--- Extracted material ---
────────────────────
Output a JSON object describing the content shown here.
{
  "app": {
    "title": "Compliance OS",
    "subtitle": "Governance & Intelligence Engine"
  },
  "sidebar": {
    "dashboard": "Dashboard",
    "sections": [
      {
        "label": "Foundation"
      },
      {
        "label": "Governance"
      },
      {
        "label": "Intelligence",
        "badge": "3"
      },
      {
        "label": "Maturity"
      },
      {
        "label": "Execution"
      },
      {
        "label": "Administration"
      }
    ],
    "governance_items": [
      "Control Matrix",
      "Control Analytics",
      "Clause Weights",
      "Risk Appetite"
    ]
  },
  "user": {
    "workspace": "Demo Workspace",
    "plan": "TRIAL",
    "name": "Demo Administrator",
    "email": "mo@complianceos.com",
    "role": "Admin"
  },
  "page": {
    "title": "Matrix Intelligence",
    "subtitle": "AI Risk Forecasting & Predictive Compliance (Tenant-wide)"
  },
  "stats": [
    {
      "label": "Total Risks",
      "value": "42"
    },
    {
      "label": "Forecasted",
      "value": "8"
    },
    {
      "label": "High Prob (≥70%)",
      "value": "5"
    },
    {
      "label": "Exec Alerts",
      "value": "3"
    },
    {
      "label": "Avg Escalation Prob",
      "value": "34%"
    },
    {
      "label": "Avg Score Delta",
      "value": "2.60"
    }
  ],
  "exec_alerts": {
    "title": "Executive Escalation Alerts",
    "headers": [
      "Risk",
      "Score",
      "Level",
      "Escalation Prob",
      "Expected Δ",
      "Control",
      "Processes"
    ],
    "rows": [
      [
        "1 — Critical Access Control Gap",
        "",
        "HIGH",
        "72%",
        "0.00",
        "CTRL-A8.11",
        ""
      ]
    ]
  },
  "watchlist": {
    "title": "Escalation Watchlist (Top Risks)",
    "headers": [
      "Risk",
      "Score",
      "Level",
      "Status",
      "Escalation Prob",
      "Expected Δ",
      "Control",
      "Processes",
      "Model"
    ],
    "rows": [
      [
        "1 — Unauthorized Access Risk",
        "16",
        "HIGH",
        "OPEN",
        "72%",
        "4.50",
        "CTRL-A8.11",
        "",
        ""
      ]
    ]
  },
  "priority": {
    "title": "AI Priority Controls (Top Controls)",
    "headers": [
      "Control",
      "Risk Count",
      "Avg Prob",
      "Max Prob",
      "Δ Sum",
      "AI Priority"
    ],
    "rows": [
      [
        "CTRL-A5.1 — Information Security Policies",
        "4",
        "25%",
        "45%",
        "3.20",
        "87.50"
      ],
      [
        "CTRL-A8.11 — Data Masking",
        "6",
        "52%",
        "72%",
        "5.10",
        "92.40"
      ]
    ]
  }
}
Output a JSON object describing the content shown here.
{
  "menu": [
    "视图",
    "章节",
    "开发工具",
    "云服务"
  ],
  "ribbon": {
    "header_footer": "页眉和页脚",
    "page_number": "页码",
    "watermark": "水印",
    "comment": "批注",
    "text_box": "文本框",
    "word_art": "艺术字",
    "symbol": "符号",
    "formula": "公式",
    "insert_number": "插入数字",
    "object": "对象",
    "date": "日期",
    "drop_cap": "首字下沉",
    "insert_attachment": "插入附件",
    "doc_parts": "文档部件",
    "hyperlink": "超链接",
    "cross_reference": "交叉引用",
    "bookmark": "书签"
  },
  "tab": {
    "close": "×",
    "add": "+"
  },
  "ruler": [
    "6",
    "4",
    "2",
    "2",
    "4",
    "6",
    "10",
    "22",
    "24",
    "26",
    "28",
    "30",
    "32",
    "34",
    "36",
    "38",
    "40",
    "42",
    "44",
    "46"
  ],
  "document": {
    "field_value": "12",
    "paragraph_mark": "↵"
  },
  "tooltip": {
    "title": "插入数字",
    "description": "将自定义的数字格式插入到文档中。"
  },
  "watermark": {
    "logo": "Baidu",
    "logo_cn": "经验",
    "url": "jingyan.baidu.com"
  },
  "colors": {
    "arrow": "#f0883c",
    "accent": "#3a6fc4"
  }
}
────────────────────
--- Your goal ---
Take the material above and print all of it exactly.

--- Exercise output ---
Output a JSON object describing the content shown here.
{
  "app": {
    "title": "Compliance OS",
    "subtitle": "Governance & Intelligence Engine"
  },
  "sidebar": {
    "dashboard": "Dashboard",
    "sections": [
      {
        "label": "Foundation"
      },
      {
        "label": "Governance"
      },
      {
        "label": "Intelligence",
        "badge": "3"
      },
      {
        "label": "Maturity"
      },
      {
        "label": "Execution"
      },
      {
        "label": "Administration"
      }
    ],
    "governance_items": [
      "Control Matrix",
      "Control Analytics",
      "Clause Weights",
      "Risk Appetite"
    ]
  },
  "user": {
    "workspace": "Demo Workspace",
    "plan": "TRIAL",
    "name": "Demo Administrator",
    "email": "mo@complianceos.com",
    "role": "Admin"
  },
  "page": {
    "title": "Matrix Intelligence",
    "subtitle": "AI Risk Forecasting & Predictive Compliance (Tenant-wide)"
  },
  "stats": [
    {
      "label": "Total Risks",
      "value": "42"
    },
    {
      "label": "Forecasted",
      "value": "8"
    },
    {
      "label": "High Prob (≥70%)",
      "value": "5"
    },
    {
      "label": "Exec Alerts",
      "value": "3"
    },
    {
      "label": "Avg Escalation Prob",
      "value": "34%"
    },
    {
      "label": "Avg Score Delta",
      "value": "2.60"
    }
  ],
  "exec_alerts": {
    "title": "Executive Escalation Alerts",
    "headers": [
      "Risk",
      "Score",
      "Level",
      "Escalation Prob",
      "Expected Δ",
      "Control",
      "Processes"
    ],
    "rows": [
      [
        "1 — Critical Access Control Gap",
        "",
        "HIGH",
        "72%",
        "0.00",
        "CTRL-A8.11",
        ""
      ]
    ]
  },
  "watchlist": {
    "title": "Escalation Watchlist (Top Risks)",
    "headers": [
      "Risk",
      "Score",
      "Level",
      "Status",
      "Escalation Prob",
      "Expected Δ",
      "Control",
      "Processes",
      "Model"
    ],
    "rows": [
      [
        "1 — Unauthorized Access Risk",
        "16",
        "HIGH",
        "OPEN",
        "72%",
        "4.50",
        "CTRL-A8.11",
        "",
        ""
      ]
    ]
  },
  "priority": {
    "title": "AI Priority Controls (Top Controls)",
    "headers": [
      "Control",
      "Risk Count",
      "Avg Prob",
      "Max Prob",
      "Δ Sum",
      "AI Priority"
    ],
    "rows": [
      [
        "CTRL-A5.1 — Information Security Policies",
        "4",
        "25%",
        "45%",
        "3.20",
        "87.50"
      ],
      [
        "CTRL-A8.11 — Data Masking",
        "6",
        "52%",
        "72%",
        "5.10",
        "92.40"
      ]
    ]
  }
}
Output a JSON object describing the content shown here.
{
  "menu": [
    "视图",
    "章节",
    "开发工具",
    "云服务"
  ],
  "ribbon": {
    "header_footer": "页眉和页脚",
    "page_number": "页码",
    "watermark": "水印",
    "comment": "批注",
    "text_box": "文本框",
    "word_art": "艺术字",
    "symbol": "符号",
    "formula": "公式",
    "insert_number": "插入数字",
    "object": "对象",
    "date": "日期",
    "drop_cap": "首字下沉",
    "insert_attachment": "插入附件",
    "doc_parts": "文档部件",
    "hyperlink": "超链接",
    "cross_reference": "交叉引用",
    "bookmark": "书签"
  },
  "tab": {
    "close": "×",
    "add": "+"
  },
  "ruler": [
    "6",
    "4",
    "2",
    "2",
    "4",
    "6",
    "10",
    "22",
    "24",
    "26",
    "28",
    "30",
    "32",
    "34",
    "36",
    "38",
    "40",
    "42",
    "44",
    "46"
  ],
  "document": {
    "field_value": "12",
    "paragraph_mark": "↵"
  },
  "tooltip": {
    "title": "插入数字",
    "description": "将自定义的数字格式插入到文档中。"
  },
  "watermark": {
    "logo": "Baidu",
    "logo_cn": "经验",
    "url": "jingyan.baidu.com"
  },
  "colors": {
    "arrow": "#f0883c",
    "accent": "#3a6fc4"
  }
}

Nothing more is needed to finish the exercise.